Instructions to follow => Every line below should come back exactly as written, though the pictures stay out.

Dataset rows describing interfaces
╭──

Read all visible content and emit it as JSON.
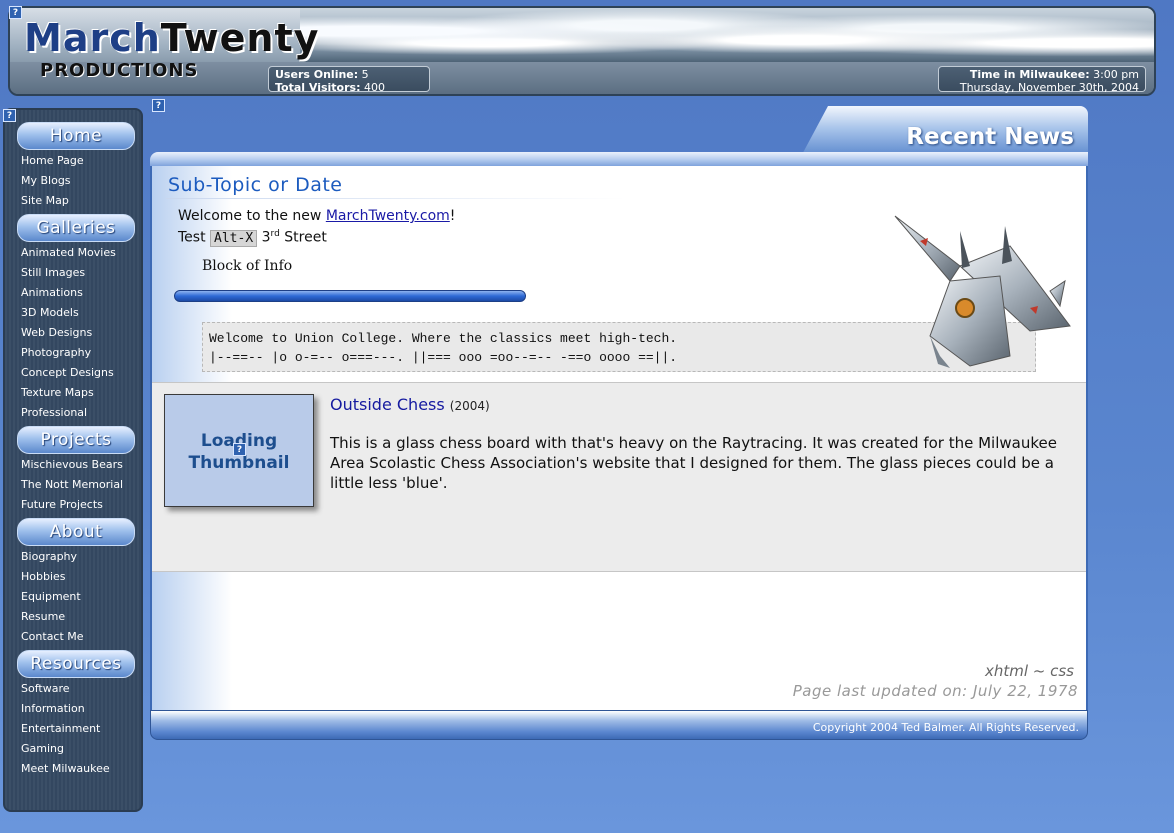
{
  "header": {
    "logo_line1_a": "March",
    "logo_line1_b": "Twenty",
    "logo_line2": "PRODUCTIONS",
    "stats": {
      "users_online_label": "Users Online:",
      "users_online_value": "5",
      "total_visitors_label": "Total Visitors:",
      "total_visitors_value": "400"
    },
    "time": {
      "label": "Time in Milwaukee:",
      "value": "3:00 pm",
      "date": "Thursday, November 30th, 2004"
    }
  },
  "sidebar": {
    "sections": [
      {
        "title": "Home",
        "items": [
          "Home Page",
          "My Blogs",
          "Site Map"
        ]
      },
      {
        "title": "Galleries",
        "items": [
          "Animated Movies",
          "Still Images",
          "Animations",
          "3D Models",
          "Web Designs",
          "Photography",
          "Concept Designs",
          "Texture Maps",
          "Professional"
        ]
      },
      {
        "title": "Projects",
        "items": [
          "Mischievous Bears",
          "The Nott Memorial",
          "Future Projects"
        ]
      },
      {
        "title": "About",
        "items": [
          "Biography",
          "Hobbies",
          "Equipment",
          "Resume",
          "Contact Me"
        ]
      },
      {
        "title": "Resources",
        "items": [
          "Software",
          "Information",
          "Entertainment",
          "Gaming",
          "Meet Milwaukee"
        ]
      }
    ]
  },
  "main": {
    "tab_title": "Recent News",
    "subtopic": "Sub-Topic or Date",
    "welcome_prefix": "Welcome to the new ",
    "welcome_link": "MarchTwenty.com",
    "welcome_suffix": "!",
    "test_prefix": "Test ",
    "test_kbd": "Alt-X",
    "test_number": "3",
    "test_sup": "rd",
    "test_suffix": " Street",
    "block_info": "Block of Info",
    "code_line1": "Welcome to Union College. Where the classics meet high-tech.",
    "code_line2": "|--==-- |o o-=-- o===---. ||=== ooo =oo--=-- -==o oooo ==||.",
    "thumbnail_text": "Loading Thumbnail",
    "item_title": "Outside Chess",
    "item_year": "(2004)",
    "item_desc": "This is a glass chess board with that's heavy on the Raytracing. It was created for the Milwaukee Area Scolastic Chess Association's website that I designed for them. The glass pieces could be a little less 'blue'.",
    "footer_note1": "xhtml ~ css",
    "footer_note2": "Page last updated on: July 22, 1978",
    "copyright": "Copyright 2004 Ted Balmer. All Rights Reserved."
  },
  "icons": {
    "broken_image": "question-icon"
  }
}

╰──

Answer space =>
Read all visible content and emit it as JSON.
{
  "header": {
    "logo_line1_a": "March",
    "logo_line1_b": "Twenty",
    "logo_line2": "PRODUCTIONS",
    "stats": {
      "users_online_label": "Users Online:",
      "users_online_value": "5",
      "total_visitors_label": "Total Visitors:",
      "total_visitors_value": "400"
    },
    "time": {
      "label": "Time in Milwaukee:",
      "value": "3:00 pm",
      "date": "Thursday, November 30th, 2004"
    }
  },
  "sidebar": {
    "sections": [
      {
        "title": "Home",
        "items": [
          "Home Page",
          "My Blogs",
          "Site Map"
        ]
      },
      {
        "title": "Galleries",
        "items": [
          "Animated Movies",
          "Still Images",
          "Animations",
          "3D Models",
          "Web Designs",
          "Photography",
          "Concept Designs",
          "Texture Maps",
          "Professional"
        ]
      },
      {
        "title": "Projects",
        "items": [
          "Mischievous Bears",
          "The Nott Memorial",
          "Future Projects"
        ]
      },
      {
        "title": "About",
        "items": [
          "Biography",
          "Hobbies",
          "Equipment",
          "Resume",
          "Contact Me"
        ]
      },
      {
        "title": "Resources",
        "items": [
          "Software",
          "Information",
          "Entertainment",
          "Gaming",
          "Meet Milwaukee"
        ]
      }
    ]
  },
  "main": {
    "tab_title": "Recent News",
    "subtopic": "Sub-Topic or Date",
    "welcome_prefix": "Welcome to the new ",
    "welcome_link": "MarchTwenty.com",
    "welcome_suffix": "!",
    "test_prefix": "Test ",
    "test_kbd": "Alt-X",
    "test_number": "3",
    "test_sup": "rd",
    "test_suffix": " Street",
    "block_info": "Block of Info",
    "code_line1": "Welcome to Union College. Where the classics meet high-tech.",
    "code_line2": "|--==-- |o o-=-- o===---. ||=== ooo =oo--=-- -==o oooo ==||.",
    "thumbnail_text": "Loading Thumbnail",
    "item_title": "Outside Chess",
    "item_year": "(2004)",
    "item_desc": "This is a glass chess board with that's heavy on the Raytracing. It was created for the Milwaukee Area Scolastic Chess Association's website that I designed for them. The glass pieces could be a little less 'blue'.",
    "footer_note1": "xhtml ~ css",
    "footer_note2": "Page last updated on: July 22, 1978",
    "copyright": "Copyright 2004 Ted Balmer. All Rights Reserved."
  },
  "icons": {
    "broken_image": "question-icon"
  }
}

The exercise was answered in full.